  • Papua New Guinea – Outbound international passenger flights have resumed (five times a week to Brisbane; twice a week to Cairns; and four times a week to Singapore).
  • New Zealand – A new business-led export group, Trans-Tasman Safe Border Group, is developing recommendations for the safe reopening of borders between Australia and New Zealand.

Mining and resources

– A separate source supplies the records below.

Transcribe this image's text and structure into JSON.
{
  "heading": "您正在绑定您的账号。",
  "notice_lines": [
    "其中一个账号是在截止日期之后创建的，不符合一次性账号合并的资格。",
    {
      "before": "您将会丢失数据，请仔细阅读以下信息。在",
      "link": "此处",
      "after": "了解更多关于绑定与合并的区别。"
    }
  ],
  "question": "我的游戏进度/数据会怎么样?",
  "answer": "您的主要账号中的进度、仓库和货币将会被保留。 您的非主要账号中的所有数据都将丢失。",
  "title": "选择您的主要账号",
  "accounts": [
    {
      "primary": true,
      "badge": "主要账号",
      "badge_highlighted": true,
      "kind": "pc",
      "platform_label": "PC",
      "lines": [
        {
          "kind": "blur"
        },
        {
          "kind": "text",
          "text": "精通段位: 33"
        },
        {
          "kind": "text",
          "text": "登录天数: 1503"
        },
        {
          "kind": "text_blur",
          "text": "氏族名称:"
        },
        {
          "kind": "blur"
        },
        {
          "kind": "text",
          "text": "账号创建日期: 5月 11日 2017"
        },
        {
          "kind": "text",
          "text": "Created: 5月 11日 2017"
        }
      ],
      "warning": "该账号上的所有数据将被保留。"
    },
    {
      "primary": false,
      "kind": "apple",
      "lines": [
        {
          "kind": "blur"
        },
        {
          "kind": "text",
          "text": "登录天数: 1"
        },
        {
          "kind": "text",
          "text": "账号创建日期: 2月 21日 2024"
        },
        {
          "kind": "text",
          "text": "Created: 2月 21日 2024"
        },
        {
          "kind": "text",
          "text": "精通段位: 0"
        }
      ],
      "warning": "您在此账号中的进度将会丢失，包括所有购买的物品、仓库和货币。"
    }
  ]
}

  • Papua New Guinea – Oil and gas companies have moved into care-and-maintenance mode. Some key personnel have returned to the country in the past few weeks.
  • Papua New Guinea – There is heightened uncertainty regarding mining operations (e.g. Barrick Gold) as the PNG Government seeks to take closer control or extract additional revenue from international mining corporations. Austrade is working with the Department of Foreign Affairs and Trade to gain insights into supply chain impacts for Australian METS firms.
  • Papua New Guinea – The national government and the Morobe provincial government have signed an agreement to recommence negotiations with the developers of the Wafi-Golpu gold and copper mine, Newcrest Mining and Harmony Gold.
  • Papua New Guinea – The Pasca A offshore gas-condensate project is set to be the next resources project that the Marape government will consider. The State Negotiating Team will begin discussions shortly with Twinza Oil to complete a gas agreement.

Food and beverages

  • All Pacific Islands are trying to ramp up local production for domestic consumption. There are protein shortages across the region.
  • New Zealand – Fonterra reports a “sharp lift” in earnings. Total group normalised earnings (EBIT) for the nine months to April 30 was NZ$815 million, an increase of NZ$301 million on this time last year.

Banking and finance

  • All Pacific Islands report growing liquidity constraints and foreign exchange deficits due predominantly to the downturn in tourism. Estimates by the World Bank and the Asian Development Bank point to significant reductions in growth across countries in the Pacific. Banks such as ANZ and Westpac have put in place business continuity plans, made arrangements to defer loan repayments and will offer interest-free loans to Pacific Island nations.
  • Fiji – The Fiji National Provident Fund (FNPF) has paid out more than F$49.1 million to date to over 77,500 applicants as part of the COVID-19 income supplementation support scheme.

Consumer behaviour

  • Pacific Islands – Private money transfers to PICs (historically regarded as a natural stabiliser to economic shocks) have reduced by more than 25% on the same period last year. Such a reduction in remittances has an immediate impact on household budgets, on top of unemployment. Overall remittances are expected to fall by 22% to US$540 million (F$1.2 billion) this year. Tonga will be hardest hit, falling by 33%, Samoa (29%), Fiji (18%), the Solomon Islands (17%) and Vanuatu and Kiribati (both 16%).


Be the first to try the next generation of Australian export services

Find export markets - BETA

Know which market has the most potential for your business? You may be surprised which is best for you. Find out now!

Go to find export markets

Export market profiles - BETA

Access insights about your industry’s trending export markets. Take the next step and expand your business overseas.

Go to export market profiles

e-commerce insights

Get market insights in recorded webinars by Austrade and industry practitioners and learn how COVID-19 has impacted cross border e-commerce.

Go to e-commerce page